:: Information ::
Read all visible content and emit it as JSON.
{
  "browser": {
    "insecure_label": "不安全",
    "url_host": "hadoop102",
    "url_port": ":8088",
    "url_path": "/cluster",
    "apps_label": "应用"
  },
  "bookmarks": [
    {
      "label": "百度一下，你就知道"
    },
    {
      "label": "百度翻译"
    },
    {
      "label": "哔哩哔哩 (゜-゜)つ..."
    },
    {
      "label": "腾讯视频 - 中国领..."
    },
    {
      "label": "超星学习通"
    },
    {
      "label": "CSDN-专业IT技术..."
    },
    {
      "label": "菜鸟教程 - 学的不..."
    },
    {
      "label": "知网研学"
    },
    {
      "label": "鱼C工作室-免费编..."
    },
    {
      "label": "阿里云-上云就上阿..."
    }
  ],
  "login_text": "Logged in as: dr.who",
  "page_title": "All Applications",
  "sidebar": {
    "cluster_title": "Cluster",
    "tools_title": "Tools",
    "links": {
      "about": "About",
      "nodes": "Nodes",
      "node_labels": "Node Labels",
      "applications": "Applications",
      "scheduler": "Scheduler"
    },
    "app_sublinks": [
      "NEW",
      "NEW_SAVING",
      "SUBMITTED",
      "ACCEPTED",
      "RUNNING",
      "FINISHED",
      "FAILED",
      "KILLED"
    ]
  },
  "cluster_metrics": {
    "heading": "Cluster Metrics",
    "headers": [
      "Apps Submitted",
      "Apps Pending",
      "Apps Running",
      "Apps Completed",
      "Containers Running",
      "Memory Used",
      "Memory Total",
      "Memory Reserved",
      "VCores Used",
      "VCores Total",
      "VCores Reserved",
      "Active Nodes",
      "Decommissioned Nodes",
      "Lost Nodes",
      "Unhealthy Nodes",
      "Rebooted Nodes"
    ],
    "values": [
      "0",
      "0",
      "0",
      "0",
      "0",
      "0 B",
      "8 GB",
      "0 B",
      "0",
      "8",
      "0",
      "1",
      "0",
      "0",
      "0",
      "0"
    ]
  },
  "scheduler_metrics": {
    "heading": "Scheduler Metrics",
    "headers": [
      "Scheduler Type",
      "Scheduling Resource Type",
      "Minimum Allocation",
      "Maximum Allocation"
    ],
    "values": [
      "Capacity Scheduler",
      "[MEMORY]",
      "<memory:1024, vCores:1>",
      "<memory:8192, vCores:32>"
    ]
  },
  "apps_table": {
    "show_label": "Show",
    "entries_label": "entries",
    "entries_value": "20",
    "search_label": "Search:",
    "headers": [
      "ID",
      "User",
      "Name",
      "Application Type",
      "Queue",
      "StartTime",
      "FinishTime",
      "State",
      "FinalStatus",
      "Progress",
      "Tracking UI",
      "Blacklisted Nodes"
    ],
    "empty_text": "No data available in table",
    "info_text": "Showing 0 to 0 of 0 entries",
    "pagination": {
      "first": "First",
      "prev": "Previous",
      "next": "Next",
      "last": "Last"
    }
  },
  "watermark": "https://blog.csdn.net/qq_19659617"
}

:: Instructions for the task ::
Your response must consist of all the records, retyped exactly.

:: Task output ::
Read all visible content and emit it as JSON.
{
  "browser": {
    "insecure_label": "不安全",
    "url_host": "hadoop102",
    "url_port": ":8088",
    "url_path": "/cluster",
    "apps_label": "应用"
  },
  "bookmarks": [
    {
      "label": "百度一下，你就知道"
    },
    {
      "label": "百度翻译"
    },
    {
      "label": "哔哩哔哩 (゜-゜)つ..."
    },
    {
      "label": "腾讯视频 - 中国领..."
    },
    {
      "label": "超星学习通"
    },
    {
      "label": "CSDN-专业IT技术..."
    },
    {
      "label": "菜鸟教程 - 学的不..."
    },
    {
      "label": "知网研学"
    },
    {
      "label": "鱼C工作室-免费编..."
    },
    {
      "label": "阿里云-上云就上阿..."
    }
  ],
  "login_text": "Logged in as: dr.who",
  "page_title": "All Applications",
  "sidebar": {
    "cluster_title": "Cluster",
    "tools_title": "Tools",
    "links": {
      "about": "About",
      "nodes": "Nodes",
      "node_labels": "Node Labels",
      "applications": "Applications",
      "scheduler": "Scheduler"
    },
    "app_sublinks": [
      "NEW",
      "NEW_SAVING",
      "SUBMITTED",
      "ACCEPTED",
      "RUNNING",
      "FINISHED",
      "FAILED",
      "KILLED"
    ]
  },
  "cluster_metrics": {
    "heading": "Cluster Metrics",
    "headers": [
      "Apps Submitted",
      "Apps Pending",
      "Apps Running",
      "Apps Completed",
      "Containers Running",
      "Memory Used",
      "Memory Total",
      "Memory Reserved",
      "VCores Used",
      "VCores Total",
      "VCores Reserved",
      "Active Nodes",
      "Decommissioned Nodes",
      "Lost Nodes",
      "Unhealthy Nodes",
      "Rebooted Nodes"
    ],
    "values": [
      "0",
      "0",
      "0",
      "0",
      "0",
      "0 B",
      "8 GB",
      "0 B",
      "0",
      "8",
      "0",
      "1",
      "0",
      "0",
      "0",
      "0"
    ]
  },
  "scheduler_metrics": {
    "heading": "Scheduler Metrics",
    "headers": [
      "Scheduler Type",
      "Scheduling Resource Type",
      "Minimum Allocation",
      "Maximum Allocation"
    ],
    "values": [
      "Capacity Scheduler",
      "[MEMORY]",
      "<memory:1024, vCores:1>",
      "<memory:8192, vCores:32>"
    ]
  },
  "apps_table": {
    "show_label": "Show",
    "entries_label": "entries",
    "entries_value": "20",
    "search_label": "Search:",
    "headers": [
      "ID",
      "User",
      "Name",
      "Application Type",
      "Queue",
      "StartTime",
      "FinishTime",
      "State",
      "FinalStatus",
      "Progress",
      "Tracking UI",
      "Blacklisted Nodes"
    ],
    "empty_text": "No data available in table",
    "info_text": "Showing 0 to 0 of 0 entries",
    "pagination": {
      "first": "First",
      "prev": "Previous",
      "next": "Next",
      "last": "Last"
    }
  },
  "watermark": "https://blog.csdn.net/qq_19659617"
}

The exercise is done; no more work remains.